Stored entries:
————

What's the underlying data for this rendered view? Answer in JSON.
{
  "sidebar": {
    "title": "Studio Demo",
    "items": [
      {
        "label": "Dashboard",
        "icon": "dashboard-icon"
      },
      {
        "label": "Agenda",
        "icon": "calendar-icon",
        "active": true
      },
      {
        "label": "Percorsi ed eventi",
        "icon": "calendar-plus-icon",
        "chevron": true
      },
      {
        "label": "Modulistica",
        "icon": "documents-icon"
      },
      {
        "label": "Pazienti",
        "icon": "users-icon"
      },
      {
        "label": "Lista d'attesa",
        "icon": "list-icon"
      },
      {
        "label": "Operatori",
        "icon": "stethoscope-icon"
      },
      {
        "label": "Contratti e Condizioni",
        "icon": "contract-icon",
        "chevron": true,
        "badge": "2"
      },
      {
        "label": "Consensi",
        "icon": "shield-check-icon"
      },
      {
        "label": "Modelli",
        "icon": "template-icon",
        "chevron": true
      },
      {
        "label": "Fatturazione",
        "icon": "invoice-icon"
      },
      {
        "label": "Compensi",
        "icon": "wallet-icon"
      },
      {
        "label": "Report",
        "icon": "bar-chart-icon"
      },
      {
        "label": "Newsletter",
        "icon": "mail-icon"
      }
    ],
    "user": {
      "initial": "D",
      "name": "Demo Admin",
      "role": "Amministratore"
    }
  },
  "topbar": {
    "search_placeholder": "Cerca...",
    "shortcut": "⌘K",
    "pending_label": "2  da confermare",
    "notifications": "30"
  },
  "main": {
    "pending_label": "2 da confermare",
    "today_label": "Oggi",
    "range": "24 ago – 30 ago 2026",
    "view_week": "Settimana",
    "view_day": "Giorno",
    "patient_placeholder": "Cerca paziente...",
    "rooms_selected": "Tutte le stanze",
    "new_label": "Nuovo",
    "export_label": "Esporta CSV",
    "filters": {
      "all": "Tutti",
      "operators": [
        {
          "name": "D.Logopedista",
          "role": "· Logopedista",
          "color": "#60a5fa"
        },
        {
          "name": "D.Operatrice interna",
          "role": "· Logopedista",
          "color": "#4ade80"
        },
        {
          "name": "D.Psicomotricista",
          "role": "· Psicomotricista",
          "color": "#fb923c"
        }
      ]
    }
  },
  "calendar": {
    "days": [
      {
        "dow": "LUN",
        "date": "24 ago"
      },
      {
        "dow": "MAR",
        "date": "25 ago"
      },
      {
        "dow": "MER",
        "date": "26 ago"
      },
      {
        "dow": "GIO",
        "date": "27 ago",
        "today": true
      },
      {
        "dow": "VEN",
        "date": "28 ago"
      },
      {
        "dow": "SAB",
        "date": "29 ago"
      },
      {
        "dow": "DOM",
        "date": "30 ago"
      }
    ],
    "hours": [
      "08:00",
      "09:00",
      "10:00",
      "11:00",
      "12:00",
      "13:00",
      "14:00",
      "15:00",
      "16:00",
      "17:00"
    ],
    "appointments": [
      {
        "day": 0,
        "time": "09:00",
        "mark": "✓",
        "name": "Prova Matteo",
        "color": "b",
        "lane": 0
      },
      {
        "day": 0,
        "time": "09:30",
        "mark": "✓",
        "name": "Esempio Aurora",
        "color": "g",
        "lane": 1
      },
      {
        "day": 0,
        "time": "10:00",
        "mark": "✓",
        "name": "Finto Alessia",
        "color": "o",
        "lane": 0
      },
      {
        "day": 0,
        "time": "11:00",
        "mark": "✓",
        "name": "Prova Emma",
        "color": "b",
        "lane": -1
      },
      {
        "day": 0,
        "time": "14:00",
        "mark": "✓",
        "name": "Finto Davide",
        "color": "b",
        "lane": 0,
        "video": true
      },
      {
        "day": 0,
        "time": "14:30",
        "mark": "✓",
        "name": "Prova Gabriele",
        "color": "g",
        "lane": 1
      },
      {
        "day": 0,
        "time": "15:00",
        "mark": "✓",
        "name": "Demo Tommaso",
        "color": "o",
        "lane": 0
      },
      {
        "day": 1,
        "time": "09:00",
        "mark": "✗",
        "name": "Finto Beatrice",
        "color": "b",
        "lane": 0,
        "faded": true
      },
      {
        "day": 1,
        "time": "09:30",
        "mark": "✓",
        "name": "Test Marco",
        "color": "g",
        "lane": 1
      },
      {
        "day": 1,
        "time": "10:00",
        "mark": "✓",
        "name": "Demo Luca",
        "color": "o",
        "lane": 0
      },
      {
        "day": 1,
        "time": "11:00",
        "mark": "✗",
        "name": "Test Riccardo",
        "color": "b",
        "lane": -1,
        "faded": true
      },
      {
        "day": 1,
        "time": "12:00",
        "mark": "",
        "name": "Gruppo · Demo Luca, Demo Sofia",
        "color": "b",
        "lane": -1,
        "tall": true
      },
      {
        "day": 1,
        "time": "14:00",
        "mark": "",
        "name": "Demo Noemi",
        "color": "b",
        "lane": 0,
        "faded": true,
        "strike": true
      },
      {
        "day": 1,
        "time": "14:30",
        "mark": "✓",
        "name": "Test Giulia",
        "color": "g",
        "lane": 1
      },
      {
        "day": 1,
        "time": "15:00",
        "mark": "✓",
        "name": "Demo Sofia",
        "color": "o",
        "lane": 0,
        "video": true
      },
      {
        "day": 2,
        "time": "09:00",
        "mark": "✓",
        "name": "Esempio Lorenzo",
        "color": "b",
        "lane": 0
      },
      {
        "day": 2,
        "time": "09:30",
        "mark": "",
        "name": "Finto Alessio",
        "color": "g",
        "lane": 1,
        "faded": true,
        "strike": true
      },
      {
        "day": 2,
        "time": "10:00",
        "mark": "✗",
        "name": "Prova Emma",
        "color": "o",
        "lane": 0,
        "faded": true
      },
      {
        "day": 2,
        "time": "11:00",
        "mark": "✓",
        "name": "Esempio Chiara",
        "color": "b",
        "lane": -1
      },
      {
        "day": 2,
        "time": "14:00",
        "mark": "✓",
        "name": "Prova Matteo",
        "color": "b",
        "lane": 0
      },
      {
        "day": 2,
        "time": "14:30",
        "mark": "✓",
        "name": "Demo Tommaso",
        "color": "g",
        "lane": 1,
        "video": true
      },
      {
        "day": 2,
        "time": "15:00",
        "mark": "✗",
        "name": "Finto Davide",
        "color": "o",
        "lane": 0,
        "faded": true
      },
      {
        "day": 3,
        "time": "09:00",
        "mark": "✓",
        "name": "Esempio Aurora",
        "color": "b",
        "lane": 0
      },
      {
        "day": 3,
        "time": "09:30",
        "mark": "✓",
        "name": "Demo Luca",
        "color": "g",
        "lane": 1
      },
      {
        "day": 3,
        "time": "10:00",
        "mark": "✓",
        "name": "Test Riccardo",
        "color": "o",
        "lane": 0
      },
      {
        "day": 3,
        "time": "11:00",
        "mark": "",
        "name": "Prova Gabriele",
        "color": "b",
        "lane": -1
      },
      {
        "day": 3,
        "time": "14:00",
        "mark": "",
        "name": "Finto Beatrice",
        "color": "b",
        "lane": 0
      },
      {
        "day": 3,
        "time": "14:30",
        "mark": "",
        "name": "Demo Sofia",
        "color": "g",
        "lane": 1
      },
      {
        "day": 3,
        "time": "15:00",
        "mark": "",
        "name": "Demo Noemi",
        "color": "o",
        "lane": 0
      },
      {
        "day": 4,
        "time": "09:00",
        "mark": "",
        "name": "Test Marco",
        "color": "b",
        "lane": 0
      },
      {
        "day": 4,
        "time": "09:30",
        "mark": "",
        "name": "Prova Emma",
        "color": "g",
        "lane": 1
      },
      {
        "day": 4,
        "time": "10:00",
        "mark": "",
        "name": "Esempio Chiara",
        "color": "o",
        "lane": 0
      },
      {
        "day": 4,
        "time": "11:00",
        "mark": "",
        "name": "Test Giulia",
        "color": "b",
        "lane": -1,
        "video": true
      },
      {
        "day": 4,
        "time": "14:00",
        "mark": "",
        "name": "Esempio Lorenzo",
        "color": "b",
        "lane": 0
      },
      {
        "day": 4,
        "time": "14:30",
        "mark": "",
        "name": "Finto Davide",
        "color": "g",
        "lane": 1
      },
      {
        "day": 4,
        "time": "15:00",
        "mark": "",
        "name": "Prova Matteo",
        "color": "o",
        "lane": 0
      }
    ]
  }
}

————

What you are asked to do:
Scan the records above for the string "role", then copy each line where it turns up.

Output:
      "role": "Amministratore"
          "role": "· Logopedista",
          "role": "· Logopedista",
          "role": "· Psicomotricista",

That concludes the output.